• _Activity_:
Read the material below and count the lines holding the string "único". Give that count with nothing added.

• _Data section_:
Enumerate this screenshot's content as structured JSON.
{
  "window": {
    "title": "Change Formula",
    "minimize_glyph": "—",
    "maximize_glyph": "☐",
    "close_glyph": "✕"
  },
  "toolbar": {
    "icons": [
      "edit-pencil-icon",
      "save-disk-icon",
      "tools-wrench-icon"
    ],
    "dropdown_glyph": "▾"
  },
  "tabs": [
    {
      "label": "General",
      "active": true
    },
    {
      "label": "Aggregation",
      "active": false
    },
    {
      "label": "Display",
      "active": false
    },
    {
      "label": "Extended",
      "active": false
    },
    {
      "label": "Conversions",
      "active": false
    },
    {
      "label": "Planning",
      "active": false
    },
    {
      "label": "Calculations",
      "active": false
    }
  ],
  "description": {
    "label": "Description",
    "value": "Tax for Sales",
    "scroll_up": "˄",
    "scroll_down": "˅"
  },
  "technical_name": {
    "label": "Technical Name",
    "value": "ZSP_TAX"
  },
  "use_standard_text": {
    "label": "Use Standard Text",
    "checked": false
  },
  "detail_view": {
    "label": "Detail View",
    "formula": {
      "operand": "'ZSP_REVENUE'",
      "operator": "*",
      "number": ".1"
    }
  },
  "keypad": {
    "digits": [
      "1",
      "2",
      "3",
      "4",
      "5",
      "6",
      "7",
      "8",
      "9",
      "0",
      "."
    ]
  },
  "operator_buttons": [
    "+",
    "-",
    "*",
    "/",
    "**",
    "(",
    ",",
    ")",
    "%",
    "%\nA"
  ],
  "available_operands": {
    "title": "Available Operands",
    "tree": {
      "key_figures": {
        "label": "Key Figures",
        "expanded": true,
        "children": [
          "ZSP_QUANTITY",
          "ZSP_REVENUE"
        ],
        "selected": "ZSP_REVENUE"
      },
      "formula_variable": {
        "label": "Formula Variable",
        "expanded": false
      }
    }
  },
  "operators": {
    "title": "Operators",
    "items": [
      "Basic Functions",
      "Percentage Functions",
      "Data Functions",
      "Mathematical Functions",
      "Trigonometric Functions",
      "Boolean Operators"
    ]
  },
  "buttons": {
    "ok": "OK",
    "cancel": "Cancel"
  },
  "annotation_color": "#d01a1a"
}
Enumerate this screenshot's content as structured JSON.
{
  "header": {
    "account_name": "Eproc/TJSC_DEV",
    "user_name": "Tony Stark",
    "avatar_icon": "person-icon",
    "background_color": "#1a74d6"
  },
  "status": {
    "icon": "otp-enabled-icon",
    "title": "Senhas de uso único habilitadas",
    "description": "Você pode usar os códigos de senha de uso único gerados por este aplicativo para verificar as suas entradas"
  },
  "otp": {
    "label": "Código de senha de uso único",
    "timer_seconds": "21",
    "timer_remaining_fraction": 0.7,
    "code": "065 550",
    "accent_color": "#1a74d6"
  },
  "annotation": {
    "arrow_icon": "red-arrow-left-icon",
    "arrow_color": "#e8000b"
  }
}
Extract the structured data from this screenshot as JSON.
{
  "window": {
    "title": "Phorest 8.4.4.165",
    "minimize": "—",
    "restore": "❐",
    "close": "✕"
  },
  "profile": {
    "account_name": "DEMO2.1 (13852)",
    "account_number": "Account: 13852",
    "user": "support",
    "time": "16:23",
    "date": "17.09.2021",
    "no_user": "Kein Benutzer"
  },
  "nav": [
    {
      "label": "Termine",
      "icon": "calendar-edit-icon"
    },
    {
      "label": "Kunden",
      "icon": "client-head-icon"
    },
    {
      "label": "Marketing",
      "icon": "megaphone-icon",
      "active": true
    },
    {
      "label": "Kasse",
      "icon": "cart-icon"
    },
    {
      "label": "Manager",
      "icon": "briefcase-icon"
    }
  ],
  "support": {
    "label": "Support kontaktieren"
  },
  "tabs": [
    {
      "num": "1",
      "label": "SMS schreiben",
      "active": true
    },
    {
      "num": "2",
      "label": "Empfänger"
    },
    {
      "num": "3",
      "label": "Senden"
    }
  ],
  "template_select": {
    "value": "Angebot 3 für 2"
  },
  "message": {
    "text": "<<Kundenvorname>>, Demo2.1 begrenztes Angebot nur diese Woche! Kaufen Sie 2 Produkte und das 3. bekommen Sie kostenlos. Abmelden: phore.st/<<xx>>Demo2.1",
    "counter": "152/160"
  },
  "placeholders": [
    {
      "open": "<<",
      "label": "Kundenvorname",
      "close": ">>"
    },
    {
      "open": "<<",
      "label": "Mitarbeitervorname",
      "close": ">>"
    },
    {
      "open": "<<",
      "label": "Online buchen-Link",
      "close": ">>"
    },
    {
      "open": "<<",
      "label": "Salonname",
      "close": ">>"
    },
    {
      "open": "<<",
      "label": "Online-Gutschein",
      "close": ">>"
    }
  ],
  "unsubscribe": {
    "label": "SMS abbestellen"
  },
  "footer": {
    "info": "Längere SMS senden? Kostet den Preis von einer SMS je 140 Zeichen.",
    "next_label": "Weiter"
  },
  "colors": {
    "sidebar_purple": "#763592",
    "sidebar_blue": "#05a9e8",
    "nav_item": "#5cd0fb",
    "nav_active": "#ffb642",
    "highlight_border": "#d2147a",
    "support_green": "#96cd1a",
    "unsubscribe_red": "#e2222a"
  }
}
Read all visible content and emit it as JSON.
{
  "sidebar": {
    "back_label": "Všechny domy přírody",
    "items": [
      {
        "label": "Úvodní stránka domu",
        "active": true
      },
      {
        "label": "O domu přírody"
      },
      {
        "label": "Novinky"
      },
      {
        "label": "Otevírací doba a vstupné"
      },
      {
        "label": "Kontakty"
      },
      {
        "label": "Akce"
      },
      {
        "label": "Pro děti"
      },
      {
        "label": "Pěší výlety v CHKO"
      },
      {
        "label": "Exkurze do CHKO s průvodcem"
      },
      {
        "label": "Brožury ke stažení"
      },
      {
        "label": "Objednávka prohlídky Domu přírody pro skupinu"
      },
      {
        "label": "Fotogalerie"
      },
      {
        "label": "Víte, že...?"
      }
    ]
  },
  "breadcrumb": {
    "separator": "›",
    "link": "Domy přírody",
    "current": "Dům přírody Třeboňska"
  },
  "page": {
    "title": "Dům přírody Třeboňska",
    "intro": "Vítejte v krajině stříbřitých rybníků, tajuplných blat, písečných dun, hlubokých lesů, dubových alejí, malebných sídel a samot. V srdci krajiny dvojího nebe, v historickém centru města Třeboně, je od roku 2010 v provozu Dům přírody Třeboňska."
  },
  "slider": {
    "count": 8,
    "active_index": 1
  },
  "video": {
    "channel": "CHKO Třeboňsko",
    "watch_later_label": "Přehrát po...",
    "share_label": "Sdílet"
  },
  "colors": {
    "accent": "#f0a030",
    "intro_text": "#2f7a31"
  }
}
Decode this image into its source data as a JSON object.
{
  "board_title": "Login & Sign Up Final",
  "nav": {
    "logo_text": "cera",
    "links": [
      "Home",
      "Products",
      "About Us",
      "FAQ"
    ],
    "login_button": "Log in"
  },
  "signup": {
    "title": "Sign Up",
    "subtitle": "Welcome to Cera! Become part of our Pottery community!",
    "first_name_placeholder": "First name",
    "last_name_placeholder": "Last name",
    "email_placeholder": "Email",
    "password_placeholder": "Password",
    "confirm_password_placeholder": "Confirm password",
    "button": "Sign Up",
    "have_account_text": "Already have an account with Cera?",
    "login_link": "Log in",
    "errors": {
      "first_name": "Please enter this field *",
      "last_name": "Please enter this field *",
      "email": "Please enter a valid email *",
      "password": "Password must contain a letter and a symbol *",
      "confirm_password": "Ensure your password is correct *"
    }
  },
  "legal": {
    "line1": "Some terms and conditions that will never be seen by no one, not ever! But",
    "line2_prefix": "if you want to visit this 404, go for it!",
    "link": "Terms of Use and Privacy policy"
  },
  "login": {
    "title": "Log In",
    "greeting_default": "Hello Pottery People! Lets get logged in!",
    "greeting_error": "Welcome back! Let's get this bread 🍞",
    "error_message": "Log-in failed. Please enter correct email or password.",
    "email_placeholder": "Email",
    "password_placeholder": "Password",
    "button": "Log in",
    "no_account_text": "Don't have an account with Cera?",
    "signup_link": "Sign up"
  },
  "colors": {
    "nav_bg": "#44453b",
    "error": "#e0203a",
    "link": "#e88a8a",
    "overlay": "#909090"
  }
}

• _Answer_:
3